E.M. Hay, P.A. Bacon, C. Gordo, D.A. Isenberg, P. Maddison, M.L. Snaith, et al.
The BILAG index: a reliable and valid instrument for measuring clinical disease activity in systemic lupus erythematosus.
Q J Med, 86 (1993), pp. 447-458
P.H. Schur, J. Sandson.
Immunological factors and clinical activity in lupus erythematosus.
N Engl J Med, 278 (1968), pp. 533-538
N.F. Rothfield, B.D. Stollar.
The relation of immunoglobulin class, pattern of antinuclear antibody an complement fixing antibodies to DNA in sera from patients with systemic lupus erythematosus.
J Clin Invest, 46 (1967), pp. 1785-1795
G.B. Appel, F.G. Silva, C.L. Pirani, J.I. Meltzer, D. Estes.
Renal involvement in systemic lupus erythematosus (SLE): a study of 56 patients emphasizing histologic classification.
Medicine, 57 (1978), pp. 371-410
T. Wu, C. Xie, H.W. Wang, X.J. Zhou, N. Schwartz, S. Calixto, et al.
Elevated urinary VCAM-1, P-Selectin, soluble TNF receptor-1, and CXC chemokine ligand 16 in multiple murine lupus strains and human lupus nephritis.
J Immunol, 179 (2007), pp. 7166-7175
N. Schwartz, J.S. Michaelson, C. Putterman.
Lipocalin-2, TWEAK and other cytokines as urinary biomarkers for lupus nephritis.
Ann NY Acad Sci, 1109 (2007), pp. 265-274
Y. Li, M. Tucci, S. Narain, E.V. Barnes, E.S. Sobel, M.S. Segal, et al.
Urinary biomarkers in lupus nephritis.
Autoimmun Rev, 5 (2006), pp. 383-388
Reyes-Thomas J, Blanco I, Putterman C. Urinary biomarkers in lupus nephritis. 2010 (2):Epub ahead of print.

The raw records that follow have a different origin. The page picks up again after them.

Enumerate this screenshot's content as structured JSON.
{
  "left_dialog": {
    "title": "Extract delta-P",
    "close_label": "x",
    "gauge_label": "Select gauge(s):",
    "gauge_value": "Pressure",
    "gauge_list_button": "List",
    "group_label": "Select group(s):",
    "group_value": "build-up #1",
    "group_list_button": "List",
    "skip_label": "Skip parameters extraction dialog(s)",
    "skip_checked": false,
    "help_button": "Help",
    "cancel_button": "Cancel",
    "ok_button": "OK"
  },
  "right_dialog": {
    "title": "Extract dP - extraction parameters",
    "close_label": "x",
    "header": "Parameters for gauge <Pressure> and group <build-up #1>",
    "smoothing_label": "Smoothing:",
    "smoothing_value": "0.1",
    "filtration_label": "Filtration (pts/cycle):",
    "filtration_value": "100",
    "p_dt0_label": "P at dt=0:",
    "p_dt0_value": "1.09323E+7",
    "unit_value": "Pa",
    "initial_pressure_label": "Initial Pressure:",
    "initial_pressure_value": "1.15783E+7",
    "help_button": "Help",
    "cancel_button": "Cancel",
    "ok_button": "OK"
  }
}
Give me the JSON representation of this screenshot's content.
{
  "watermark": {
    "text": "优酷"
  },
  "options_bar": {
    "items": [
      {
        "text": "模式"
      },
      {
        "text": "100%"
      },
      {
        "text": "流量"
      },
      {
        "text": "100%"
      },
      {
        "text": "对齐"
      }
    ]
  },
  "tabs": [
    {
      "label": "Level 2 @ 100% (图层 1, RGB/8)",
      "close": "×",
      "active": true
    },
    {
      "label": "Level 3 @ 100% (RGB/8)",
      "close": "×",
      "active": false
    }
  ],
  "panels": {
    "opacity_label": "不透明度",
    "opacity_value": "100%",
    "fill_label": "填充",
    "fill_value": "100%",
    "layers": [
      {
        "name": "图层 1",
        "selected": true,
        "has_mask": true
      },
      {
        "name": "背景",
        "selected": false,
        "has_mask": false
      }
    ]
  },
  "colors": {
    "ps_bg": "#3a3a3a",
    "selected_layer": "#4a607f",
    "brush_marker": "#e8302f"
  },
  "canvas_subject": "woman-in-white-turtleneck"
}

Note: section acknowledged by SEAFORMEC with 1.7 credits. Please check questions from each article at: URL:

In memory of our teacher and friend

Copyright © 2010. Sociedad Española de Reumatología and Colegio Mexicano de Reumatología
Reumatología Clínica (English Edition)
Article options
es en

¿Es usted profesional sanitario apto para prescribir o dispensar medicamentos?

Are you a health professional able to prescribe or dispense drugs?